Participants acknowledged that in order for these goals to become operational, combatant commanders must be able to operate with confidence while using alternative energies.
“I’m in the projected power and lethality at the tip of the spear business … If it gets me reach and increased loiter time on station, then I will care,” said U.S. Marine Corps Expeditionary Energy Office Director Jim Caley, one of the participants during the inaugural session.
“When it comes to projecting power, you have to have all the fuel you need … Consumption can come down, but when you need to move, you have to have the fuel to do so,” acknowledged Caley.
Also presenting at both seminars was Rocky Mountain Institute Chief Scientist Dr. Amory Lovins. Lovins is widely recognized as an energy efficiency guru, and was named one of Time magazine’s 100 most influential people in 2009. He was also responsible for the energy retrofits of the Ford and Wal-Mart headquarters buildings and the Empire Sate building.
Lovins’ new book, “Re-inventing Fire: Bold Business Solutions for the New Energy Era,” advocates a radical shift from fossil fuels to renewable energy, which he says can be achieved as early as 2050.
“We need a new fire,” said Lovins, “Fossil Fuels built our civilization, but today their consequences outweigh their benefits.”
Lovins described the nation’s present energy infrastructure as, “aging, inefficient and insecure.” He called for a series of integrated solutions that include everything from solar panels and electric cars to composite materials that will make vehicles lighter and more efficient.

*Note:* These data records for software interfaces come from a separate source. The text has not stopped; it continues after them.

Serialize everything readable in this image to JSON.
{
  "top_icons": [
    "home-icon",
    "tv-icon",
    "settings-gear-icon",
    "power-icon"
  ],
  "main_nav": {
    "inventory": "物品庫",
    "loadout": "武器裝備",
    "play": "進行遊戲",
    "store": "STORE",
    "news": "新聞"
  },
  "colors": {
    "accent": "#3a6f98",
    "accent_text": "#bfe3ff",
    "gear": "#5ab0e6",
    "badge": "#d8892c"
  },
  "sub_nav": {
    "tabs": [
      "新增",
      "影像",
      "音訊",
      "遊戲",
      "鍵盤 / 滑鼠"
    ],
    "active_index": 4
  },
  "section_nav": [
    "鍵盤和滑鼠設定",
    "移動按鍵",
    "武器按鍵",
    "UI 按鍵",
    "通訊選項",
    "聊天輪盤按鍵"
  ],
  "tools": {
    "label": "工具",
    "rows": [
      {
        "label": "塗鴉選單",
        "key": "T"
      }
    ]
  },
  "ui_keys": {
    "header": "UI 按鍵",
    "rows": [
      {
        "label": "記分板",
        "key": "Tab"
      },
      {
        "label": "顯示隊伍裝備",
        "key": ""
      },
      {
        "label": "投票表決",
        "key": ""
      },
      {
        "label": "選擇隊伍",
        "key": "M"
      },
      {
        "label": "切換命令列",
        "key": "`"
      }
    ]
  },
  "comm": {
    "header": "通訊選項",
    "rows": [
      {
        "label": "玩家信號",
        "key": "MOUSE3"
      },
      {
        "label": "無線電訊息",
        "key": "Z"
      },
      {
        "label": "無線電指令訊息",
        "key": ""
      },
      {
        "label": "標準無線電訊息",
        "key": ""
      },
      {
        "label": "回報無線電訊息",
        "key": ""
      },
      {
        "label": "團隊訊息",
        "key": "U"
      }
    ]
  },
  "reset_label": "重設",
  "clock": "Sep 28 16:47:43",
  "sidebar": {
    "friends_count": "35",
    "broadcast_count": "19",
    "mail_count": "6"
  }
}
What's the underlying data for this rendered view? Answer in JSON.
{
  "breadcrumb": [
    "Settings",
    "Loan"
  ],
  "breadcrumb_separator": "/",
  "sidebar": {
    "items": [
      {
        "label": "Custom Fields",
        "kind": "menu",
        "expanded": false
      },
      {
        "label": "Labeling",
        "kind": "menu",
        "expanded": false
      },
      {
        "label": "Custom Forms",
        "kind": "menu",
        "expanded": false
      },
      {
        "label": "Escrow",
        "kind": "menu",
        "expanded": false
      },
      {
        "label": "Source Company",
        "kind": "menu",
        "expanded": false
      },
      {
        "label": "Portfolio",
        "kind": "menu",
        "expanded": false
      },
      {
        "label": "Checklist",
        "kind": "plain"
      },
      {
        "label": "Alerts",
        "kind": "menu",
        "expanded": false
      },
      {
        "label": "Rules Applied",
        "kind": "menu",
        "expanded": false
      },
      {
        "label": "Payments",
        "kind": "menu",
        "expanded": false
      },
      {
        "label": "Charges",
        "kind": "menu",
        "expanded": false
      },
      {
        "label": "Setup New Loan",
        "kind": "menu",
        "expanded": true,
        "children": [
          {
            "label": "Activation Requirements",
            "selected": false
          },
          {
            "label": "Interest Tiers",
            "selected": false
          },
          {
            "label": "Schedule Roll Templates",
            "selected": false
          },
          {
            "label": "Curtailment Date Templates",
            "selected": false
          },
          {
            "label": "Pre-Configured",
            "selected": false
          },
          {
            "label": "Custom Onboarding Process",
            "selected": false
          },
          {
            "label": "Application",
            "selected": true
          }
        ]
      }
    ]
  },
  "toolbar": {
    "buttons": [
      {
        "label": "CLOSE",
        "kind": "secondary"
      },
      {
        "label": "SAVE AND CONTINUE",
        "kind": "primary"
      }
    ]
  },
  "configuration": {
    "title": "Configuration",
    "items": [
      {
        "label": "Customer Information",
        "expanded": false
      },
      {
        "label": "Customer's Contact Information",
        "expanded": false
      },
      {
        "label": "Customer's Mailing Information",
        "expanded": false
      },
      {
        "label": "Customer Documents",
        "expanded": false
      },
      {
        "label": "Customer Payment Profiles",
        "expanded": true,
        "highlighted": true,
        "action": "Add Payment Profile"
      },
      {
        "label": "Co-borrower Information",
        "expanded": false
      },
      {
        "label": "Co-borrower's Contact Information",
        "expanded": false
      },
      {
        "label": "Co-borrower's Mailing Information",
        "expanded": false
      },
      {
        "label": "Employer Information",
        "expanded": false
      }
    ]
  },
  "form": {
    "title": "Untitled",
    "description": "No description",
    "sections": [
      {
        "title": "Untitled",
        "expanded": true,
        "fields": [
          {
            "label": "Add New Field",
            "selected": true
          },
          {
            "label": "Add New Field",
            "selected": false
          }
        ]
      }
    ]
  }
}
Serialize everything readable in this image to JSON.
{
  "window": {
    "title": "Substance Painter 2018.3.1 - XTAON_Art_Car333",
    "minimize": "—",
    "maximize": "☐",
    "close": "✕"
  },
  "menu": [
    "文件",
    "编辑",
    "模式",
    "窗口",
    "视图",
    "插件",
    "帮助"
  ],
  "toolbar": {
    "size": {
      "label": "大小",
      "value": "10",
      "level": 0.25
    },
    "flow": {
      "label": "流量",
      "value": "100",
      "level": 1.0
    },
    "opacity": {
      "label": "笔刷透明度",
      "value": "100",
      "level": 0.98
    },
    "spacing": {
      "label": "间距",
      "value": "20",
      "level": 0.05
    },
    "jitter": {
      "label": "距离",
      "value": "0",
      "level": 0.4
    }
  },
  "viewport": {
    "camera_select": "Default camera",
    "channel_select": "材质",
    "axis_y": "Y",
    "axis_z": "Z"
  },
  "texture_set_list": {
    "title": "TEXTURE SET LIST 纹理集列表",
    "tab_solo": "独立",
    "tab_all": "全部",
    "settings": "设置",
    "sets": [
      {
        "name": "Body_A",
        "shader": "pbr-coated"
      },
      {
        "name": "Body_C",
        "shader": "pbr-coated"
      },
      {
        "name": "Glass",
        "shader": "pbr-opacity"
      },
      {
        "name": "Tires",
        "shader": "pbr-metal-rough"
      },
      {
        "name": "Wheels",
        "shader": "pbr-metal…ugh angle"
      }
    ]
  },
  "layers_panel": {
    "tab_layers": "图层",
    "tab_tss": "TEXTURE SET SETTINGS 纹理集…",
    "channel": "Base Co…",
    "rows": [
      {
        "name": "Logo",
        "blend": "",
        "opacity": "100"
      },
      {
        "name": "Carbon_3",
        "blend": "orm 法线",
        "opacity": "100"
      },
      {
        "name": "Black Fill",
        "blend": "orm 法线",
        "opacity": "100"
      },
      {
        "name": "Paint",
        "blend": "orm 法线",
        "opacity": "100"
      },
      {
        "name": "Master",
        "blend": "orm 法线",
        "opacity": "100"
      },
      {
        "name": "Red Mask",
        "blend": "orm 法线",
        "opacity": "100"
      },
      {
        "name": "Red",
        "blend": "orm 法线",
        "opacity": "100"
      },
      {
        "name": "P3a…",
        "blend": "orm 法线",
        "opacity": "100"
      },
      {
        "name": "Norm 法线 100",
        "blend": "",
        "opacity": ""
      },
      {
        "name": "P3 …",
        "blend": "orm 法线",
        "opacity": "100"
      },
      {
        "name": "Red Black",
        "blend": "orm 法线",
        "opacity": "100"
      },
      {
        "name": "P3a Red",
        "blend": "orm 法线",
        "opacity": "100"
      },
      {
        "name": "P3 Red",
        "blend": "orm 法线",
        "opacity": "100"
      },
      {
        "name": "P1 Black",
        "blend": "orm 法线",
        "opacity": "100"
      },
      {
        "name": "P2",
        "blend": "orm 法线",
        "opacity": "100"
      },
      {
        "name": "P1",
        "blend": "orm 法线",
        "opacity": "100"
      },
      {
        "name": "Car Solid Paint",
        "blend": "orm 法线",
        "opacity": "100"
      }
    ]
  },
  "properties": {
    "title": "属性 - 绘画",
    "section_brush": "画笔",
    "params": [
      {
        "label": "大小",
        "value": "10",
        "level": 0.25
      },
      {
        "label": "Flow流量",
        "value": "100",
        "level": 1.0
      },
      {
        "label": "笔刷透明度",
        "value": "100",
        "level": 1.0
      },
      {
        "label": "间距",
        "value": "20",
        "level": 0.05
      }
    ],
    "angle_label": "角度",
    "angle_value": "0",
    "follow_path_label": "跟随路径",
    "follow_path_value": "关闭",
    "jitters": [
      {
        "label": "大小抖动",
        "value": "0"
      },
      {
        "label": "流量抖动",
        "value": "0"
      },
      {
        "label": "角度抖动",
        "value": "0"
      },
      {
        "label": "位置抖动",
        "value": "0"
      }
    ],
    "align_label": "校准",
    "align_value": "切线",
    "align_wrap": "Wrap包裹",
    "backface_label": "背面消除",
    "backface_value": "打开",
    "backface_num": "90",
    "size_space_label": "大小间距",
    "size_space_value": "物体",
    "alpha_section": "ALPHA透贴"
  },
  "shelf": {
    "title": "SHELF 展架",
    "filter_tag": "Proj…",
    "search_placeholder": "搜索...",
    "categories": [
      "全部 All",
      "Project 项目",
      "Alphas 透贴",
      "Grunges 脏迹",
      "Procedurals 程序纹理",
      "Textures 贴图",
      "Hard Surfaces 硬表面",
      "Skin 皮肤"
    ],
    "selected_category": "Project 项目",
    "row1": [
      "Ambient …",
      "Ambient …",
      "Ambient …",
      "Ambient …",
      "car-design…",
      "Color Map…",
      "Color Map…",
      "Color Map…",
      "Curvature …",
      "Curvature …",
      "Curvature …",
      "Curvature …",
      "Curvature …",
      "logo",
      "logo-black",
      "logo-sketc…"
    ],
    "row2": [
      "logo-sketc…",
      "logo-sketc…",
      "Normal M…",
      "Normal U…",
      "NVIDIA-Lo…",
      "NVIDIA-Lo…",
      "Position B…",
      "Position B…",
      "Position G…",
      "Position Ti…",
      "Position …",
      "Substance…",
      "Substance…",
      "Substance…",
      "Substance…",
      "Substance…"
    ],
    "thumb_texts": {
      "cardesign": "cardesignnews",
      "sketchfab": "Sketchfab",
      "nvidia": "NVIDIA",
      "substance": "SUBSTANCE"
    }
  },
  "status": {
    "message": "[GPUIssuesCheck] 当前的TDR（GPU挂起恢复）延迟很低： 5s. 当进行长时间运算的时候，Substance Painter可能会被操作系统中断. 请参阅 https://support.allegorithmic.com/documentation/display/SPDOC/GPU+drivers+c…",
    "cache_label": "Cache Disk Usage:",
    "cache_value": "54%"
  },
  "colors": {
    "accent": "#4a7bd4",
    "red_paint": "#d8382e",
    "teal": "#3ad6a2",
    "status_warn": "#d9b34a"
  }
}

Lovins is clearly an environmentalist – he drives an electric car and lives in an energy-efficient home in the Rocky Mountains where he grows bananas in the dead of winter. But he also understands the vulnerability oil consumption creates in the service.
“Getting us off oil would be the biggest win we have ever had in military history,” said Lovins. “We need to get off oil, so that we do not have to fight over oil.
“The innovations that you make in the military can lead to change in the civilian sector,” continued Lovins. “This is a future that we can make happen, you can make it happen a lot faster.”
Another notable energy thinker in attendance during the courses inaugural session in July was retired Rear Adm. Len Hering. Hering is the executive director of the California Center for Stable Energy.
“The models for the past are not sustainable in the future,” said Hering. “Climate change is the biggest long-term security threat in the pacific region,” he continued, citing Commander of the U.S. Pacific Command Adm. Samuel J. Locklear.
As a former naval officer, Hering attempted to put the effects of current energy policy into geopolitical terms. He discussed the potential to lose, “whole nations in Oceania” and the potential of up to a billion environmental refugees if policies and practices do not change.
“The choices we make today will determine how the sea levels will rise this century, how fast it occurs and how much time we have to protect our communities,” said Hering.
Much of Hering’s environmental work is focused on “the water energy nexus” wherein according to Hering, 1/5 of the nation’s energy is used to move potable water, a large portion of which goes down the drain without ever being used.
In an effort to address the water energy nexus, Hering championed a process he calls, “smartscaping” an environmentally-sound method of landscaping that Hering claims saved the city of San Diego $30 million.
Hering also described how he was able to take advantage of a federal law that allows savings incurred through conservation to be utilized to fund further conservation efforts.
With the daunting challenge of creating service-wide cultural change, ultimately, time will be the greatest enemy of Mabus’ energy efficiency goals. But with efforts like the Energy Executive Education Seminar continuing, NPS is showing today’s sea service leadership how to rethink forward power projection.